Venetians have a complex relationship with tourism. It is at the same time the life blood of the economy of the city, and a blight that visits itself on the Serenissima each season.
A century and a half ago, it was expected of a nobleman ready to make the transition into adulthood to go on “the grand tour”. Venice was an obligatory stop on that tour, and one which the scions of noble families looked upon with eagerness, as there were pleasures available in Venice that were impossible to experience in other places. In some important aspects, it was the most enticing city in the world.
There were gambling houses, brothels, and endless ways to let loose and enjoy oneself in safety and relative anonymity. Some Venetians unconsciously think of that time as a model for tourism that is unmet by the majority of tourists now. Venice is still full of wonderful things to do, but the tourists who come are no longer titled nobility and the occasional scion of a captain of industry. There were commoners who visited the city, some as sailors, some as servants, brought by others who used travel as a part of commerce, but those who were here for leisure were the very rich.
One of the important innovations of a century ago that changed tourism forever was the invention of the Bank Holiday. For the first time, it was possible for a working man to go someplace distant with his family purely for fun. At first, it was limited to four days per year.
Fast forward to the modern industry of tourism, and a round trip flight from London can cost less than a working man’s wages. The delights of Venice are accessible to the decidedly non-wealthy. That fact accounts both for great opportunities and great problems for Venice. People who come to Venice for a very short time, and on a budget, Present an opportunity to one sector of the economy and a problem to others.
Let me pause for some throat-clearing. I am trying to avoid judgements on the rightness of the expectations of the tourists and the locals both. I am explicitly not supporting exclusion of all but the very rich. I am also not criticizing those who wish that would come to pass. That might be a good discussion to have, but I’m not venturing there in this short article.
The kind of tourist that does not want to pay to sit at a table and be served by a waiter might see ‘wraps’ stacked up attractively in the window of a bar, and avail themselves of a delicious packet of fresh Italian ingredients surrounded by fresh flat bread which is both portable and affordable. Sitting anywhere but on a bench is prohibited in public spaces which means that the wrapovores consume their meal while walking. This is outrageous to many locals. I can sympathize both with those who feel it is unseemly to walk around eating, and also with those who, when a portable snack is on offer, buy one and eat it in the only way available to them without incurring further expense.

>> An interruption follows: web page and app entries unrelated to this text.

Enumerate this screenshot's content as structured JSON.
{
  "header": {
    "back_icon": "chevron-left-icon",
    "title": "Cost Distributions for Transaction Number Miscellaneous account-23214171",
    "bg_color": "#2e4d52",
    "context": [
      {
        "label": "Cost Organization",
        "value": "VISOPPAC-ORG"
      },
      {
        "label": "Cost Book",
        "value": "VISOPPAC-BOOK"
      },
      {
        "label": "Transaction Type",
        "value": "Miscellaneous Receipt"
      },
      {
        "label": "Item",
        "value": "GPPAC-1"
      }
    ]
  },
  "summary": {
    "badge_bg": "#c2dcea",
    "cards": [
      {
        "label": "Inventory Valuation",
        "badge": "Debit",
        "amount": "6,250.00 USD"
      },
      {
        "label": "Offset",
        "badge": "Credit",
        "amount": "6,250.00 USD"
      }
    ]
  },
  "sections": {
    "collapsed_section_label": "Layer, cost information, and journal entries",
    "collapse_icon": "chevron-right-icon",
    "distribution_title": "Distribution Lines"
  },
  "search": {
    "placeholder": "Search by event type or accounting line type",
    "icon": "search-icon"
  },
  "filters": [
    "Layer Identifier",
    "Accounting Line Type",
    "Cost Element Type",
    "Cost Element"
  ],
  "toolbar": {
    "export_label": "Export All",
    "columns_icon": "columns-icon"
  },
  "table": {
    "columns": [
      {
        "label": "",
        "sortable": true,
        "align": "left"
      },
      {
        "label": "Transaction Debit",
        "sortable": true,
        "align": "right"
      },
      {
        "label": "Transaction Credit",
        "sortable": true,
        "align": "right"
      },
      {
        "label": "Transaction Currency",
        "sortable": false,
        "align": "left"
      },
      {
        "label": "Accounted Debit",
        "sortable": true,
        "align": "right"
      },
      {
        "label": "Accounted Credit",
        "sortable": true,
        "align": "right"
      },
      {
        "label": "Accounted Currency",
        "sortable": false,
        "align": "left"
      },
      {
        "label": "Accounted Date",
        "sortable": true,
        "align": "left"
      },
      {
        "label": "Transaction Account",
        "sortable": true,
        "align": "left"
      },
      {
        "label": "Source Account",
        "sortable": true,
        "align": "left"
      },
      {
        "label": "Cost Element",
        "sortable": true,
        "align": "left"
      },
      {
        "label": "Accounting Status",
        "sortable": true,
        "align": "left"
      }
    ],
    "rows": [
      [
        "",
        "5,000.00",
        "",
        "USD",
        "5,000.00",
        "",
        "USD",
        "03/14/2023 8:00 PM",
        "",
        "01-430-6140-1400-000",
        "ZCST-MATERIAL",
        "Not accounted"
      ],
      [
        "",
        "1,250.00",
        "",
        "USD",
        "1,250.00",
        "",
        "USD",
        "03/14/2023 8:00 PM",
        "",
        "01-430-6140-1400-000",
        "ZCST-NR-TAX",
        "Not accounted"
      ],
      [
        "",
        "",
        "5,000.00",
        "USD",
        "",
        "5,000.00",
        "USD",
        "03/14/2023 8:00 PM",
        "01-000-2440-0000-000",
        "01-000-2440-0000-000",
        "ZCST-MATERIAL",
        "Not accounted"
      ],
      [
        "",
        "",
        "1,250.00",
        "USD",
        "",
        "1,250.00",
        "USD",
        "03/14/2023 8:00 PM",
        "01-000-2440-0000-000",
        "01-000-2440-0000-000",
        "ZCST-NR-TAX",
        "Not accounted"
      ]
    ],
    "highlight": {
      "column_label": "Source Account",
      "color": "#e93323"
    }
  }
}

I risk ire by observing that in some important ways, Venice is very like Disneyland. In the history of Venice, when there were nobles visiting the city, it was the business of Venetians to sell them dazzling shiny things at outrageous prices. This is what made Venice rich. Spices bought cheaply at the Western terminus of the Asian trade routes were transported to Venice and sold for really huge profits. The international corporation was brought into existence in Venice. It’s not an anomaly, it’s a long tradition. The only thing that has changed is that it’s possible to have a storefront by the Rialto when your headquarters in in Treviso, Milan, or Tokyo.
Disneyland is a place for people to go and have fun. They pay a bundle to get there, and once there, many of the really great things to do don’t cost extra. If you go sit down and eat something, be prepared to pay. Between the amusements are sales counters offering toys, clothes, and all sorts of things the visitors have never seen anywhere else. The built environment is resplendent with amazing facades which delight the eye and entice the visitor to enter.
Superficially, Venice has many similarities. Those similarities mask important differences. In Disneyland all of the stores are owned by the same corporation that pocketed your entrance fee. There are things to see, but all of them were created for the purposes of diverting the customers for a time between paroxysms of purchases. The kid who helps you find a seat on a ride draws a paycheck from the same corporation as the one who serves you an artificial hamburger.
Scrape the surface, and they are nothing like each other. Venice had a profound influence on the history of the world. Nothing in Disneyland is even a century old. The portraits in the Palazzo Ducale are of real people. The Monasteries were places where real people lived, worked, and exercised political power. Books were printed, cloth was woven, and the methods of transfer of money and extension of credit that underpin the modern economy were developed in Venice.
Disneyland is better at offering places to put garbage. There are well placed and easily accessible bathrooms all over. Nobody bats an eye if you are dressed in a floppy hat, T-shirt, baggy shorts, and tube socks. You can come to Disneyland not knowing anything about it and not miss anything important. If you hear music that remains with you for life, it’s likely to be “It’s a Small World After All”.
Venice is most certainly NOT Disneyland.